PROBLEM TO SOLVE: Across the entries below, the lines containing "Verification" should be counted and only their number returned.

TASK INPUTS:
---

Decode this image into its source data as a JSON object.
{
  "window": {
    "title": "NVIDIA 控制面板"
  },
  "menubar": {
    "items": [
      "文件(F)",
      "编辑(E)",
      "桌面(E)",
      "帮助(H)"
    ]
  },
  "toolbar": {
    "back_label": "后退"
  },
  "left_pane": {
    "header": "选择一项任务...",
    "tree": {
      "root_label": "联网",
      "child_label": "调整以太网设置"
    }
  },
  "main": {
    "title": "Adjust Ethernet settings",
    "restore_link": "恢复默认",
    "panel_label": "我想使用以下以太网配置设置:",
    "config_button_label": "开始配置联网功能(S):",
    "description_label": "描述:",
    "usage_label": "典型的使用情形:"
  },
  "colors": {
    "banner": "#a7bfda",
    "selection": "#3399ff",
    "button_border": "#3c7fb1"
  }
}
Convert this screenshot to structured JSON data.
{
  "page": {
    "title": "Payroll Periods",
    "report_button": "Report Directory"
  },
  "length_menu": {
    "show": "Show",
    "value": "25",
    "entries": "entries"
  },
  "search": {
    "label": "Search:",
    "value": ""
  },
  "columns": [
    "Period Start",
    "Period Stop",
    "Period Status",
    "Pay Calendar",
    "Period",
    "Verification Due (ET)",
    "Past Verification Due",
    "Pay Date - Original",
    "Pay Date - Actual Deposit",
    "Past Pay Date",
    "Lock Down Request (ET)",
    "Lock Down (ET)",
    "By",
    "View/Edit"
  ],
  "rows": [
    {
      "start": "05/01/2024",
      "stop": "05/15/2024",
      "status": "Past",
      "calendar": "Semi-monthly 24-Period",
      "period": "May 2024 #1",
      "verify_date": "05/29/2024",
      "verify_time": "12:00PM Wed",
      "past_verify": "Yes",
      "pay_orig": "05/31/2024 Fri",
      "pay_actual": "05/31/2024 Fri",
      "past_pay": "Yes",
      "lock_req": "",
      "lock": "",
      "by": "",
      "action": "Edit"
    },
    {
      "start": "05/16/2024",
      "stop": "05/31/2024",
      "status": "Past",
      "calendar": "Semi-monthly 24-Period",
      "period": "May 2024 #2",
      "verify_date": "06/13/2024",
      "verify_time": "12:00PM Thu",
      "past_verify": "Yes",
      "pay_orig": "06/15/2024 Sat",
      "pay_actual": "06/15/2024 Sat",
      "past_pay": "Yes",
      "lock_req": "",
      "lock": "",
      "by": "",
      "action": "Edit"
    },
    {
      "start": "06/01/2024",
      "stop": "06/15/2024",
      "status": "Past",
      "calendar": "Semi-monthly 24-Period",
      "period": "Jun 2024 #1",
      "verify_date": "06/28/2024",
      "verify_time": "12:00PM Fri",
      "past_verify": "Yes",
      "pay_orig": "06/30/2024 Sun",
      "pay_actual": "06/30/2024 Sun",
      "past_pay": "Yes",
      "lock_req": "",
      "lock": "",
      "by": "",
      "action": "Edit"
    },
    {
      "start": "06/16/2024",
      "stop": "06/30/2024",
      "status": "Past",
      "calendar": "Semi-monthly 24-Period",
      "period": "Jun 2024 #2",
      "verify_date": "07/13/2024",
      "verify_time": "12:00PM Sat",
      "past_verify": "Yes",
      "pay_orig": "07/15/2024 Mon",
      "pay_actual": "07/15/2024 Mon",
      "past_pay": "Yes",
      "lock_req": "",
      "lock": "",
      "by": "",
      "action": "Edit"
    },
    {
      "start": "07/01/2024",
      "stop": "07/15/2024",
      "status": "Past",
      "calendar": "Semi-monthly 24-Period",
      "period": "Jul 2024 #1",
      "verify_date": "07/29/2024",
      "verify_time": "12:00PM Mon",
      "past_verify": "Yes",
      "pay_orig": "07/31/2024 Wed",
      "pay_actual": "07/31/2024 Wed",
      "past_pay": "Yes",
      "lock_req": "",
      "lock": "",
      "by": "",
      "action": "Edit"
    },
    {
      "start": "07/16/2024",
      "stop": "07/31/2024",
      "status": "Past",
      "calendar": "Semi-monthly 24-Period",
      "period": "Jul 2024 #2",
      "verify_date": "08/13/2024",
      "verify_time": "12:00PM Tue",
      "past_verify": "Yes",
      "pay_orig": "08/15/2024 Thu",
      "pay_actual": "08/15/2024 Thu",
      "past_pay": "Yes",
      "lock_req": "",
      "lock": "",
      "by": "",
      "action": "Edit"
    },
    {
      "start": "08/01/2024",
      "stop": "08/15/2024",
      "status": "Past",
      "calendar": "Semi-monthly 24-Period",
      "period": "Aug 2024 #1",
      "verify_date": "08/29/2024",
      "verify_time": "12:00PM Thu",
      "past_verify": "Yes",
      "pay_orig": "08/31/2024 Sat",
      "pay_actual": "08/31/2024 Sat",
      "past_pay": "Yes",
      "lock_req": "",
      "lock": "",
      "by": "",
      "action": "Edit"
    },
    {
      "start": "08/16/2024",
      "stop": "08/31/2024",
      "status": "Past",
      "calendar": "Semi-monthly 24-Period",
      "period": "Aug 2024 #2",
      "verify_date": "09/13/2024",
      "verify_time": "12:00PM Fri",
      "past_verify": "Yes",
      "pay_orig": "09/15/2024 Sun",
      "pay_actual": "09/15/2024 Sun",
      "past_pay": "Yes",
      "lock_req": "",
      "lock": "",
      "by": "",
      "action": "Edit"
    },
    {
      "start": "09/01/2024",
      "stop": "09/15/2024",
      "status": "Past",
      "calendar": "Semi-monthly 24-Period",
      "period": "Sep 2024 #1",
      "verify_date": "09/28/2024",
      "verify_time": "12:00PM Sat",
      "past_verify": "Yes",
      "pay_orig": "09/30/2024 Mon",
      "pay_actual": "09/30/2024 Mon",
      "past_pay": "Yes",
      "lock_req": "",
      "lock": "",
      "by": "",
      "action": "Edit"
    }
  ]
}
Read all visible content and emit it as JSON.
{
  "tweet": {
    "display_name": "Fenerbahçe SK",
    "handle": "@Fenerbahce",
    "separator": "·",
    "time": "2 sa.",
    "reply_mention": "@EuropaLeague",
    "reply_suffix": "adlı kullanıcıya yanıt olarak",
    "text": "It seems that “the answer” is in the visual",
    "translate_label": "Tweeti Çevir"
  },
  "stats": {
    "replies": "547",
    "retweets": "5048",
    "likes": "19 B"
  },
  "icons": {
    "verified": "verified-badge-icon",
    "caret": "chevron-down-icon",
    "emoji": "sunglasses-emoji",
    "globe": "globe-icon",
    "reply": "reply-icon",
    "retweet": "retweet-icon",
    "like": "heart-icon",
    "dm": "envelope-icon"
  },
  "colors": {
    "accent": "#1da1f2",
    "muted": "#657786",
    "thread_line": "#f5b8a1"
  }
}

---

OUTPUT OF THE EXERCISE: 2